**Required action**.
Each line of the listing below should be restated word for word.

————————

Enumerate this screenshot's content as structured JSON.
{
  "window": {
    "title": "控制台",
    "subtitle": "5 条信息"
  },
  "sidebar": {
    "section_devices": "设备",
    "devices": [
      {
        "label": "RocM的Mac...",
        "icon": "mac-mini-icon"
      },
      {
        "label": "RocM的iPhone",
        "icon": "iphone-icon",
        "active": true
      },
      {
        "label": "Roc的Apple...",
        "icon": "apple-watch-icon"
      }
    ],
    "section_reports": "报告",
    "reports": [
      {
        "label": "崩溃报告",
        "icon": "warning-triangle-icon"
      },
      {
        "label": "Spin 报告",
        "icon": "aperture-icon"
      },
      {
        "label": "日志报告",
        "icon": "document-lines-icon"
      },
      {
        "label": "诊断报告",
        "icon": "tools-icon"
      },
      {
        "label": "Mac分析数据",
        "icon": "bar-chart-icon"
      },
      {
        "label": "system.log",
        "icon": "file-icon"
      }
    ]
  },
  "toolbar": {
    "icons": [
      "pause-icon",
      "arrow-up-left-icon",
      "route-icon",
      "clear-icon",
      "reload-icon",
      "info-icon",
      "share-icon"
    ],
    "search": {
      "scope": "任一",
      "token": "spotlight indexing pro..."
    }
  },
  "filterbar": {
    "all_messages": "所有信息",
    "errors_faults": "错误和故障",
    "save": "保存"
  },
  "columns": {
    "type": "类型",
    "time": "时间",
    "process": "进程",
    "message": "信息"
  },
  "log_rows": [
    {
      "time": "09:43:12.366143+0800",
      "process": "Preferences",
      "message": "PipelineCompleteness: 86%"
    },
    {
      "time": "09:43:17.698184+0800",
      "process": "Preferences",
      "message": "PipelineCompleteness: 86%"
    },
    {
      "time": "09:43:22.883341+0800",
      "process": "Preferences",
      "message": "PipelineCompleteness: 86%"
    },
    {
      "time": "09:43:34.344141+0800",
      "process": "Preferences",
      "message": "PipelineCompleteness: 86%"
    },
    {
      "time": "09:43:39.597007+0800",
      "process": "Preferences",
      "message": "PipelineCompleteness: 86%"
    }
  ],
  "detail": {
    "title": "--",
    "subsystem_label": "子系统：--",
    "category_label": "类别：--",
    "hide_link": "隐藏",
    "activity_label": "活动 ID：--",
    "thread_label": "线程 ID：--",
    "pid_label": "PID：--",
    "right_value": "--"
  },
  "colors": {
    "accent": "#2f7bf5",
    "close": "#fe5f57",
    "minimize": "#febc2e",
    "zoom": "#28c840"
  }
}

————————

**Solution for this task**.
Enumerate this screenshot's content as structured JSON.
{
  "window": {
    "title": "控制台",
    "subtitle": "5 条信息"
  },
  "sidebar": {
    "section_devices": "设备",
    "devices": [
      {
        "label": "RocM的Mac...",
        "icon": "mac-mini-icon"
      },
      {
        "label": "RocM的iPhone",
        "icon": "iphone-icon",
        "active": true
      },
      {
        "label": "Roc的Apple...",
        "icon": "apple-watch-icon"
      }
    ],
    "section_reports": "报告",
    "reports": [
      {
        "label": "崩溃报告",
        "icon": "warning-triangle-icon"
      },
      {
        "label": "Spin 报告",
        "icon": "aperture-icon"
      },
      {
        "label": "日志报告",
        "icon": "document-lines-icon"
      },
      {
        "label": "诊断报告",
        "icon": "tools-icon"
      },
      {
        "label": "Mac分析数据",
        "icon": "bar-chart-icon"
      },
      {
        "label": "system.log",
        "icon": "file-icon"
      }
    ]
  },
  "toolbar": {
    "icons": [
      "pause-icon",
      "arrow-up-left-icon",
      "route-icon",
      "clear-icon",
      "reload-icon",
      "info-icon",
      "share-icon"
    ],
    "search": {
      "scope": "任一",
      "token": "spotlight indexing pro..."
    }
  },
  "filterbar": {
    "all_messages": "所有信息",
    "errors_faults": "错误和故障",
    "save": "保存"
  },
  "columns": {
    "type": "类型",
    "time": "时间",
    "process": "进程",
    "message": "信息"
  },
  "log_rows": [
    {
      "time": "09:43:12.366143+0800",
      "process": "Preferences",
      "message": "PipelineCompleteness: 86%"
    },
    {
      "time": "09:43:17.698184+0800",
      "process": "Preferences",
      "message": "PipelineCompleteness: 86%"
    },
    {
      "time": "09:43:22.883341+0800",
      "process": "Preferences",
      "message": "PipelineCompleteness: 86%"
    },
    {
      "time": "09:43:34.344141+0800",
      "process": "Preferences",
      "message": "PipelineCompleteness: 86%"
    },
    {
      "time": "09:43:39.597007+0800",
      "process": "Preferences",
      "message": "PipelineCompleteness: 86%"
    }
  ],
  "detail": {
    "title": "--",
    "subsystem_label": "子系统：--",
    "category_label": "类别：--",
    "hide_link": "隐藏",
    "activity_label": "活动 ID：--",
    "thread_label": "线程 ID：--",
    "pid_label": "PID：--",
    "right_value": "--"
  },
  "colors": {
    "accent": "#2f7bf5",
    "close": "#fe5f57",
    "minimize": "#febc2e",
    "zoom": "#28c840"
  }
}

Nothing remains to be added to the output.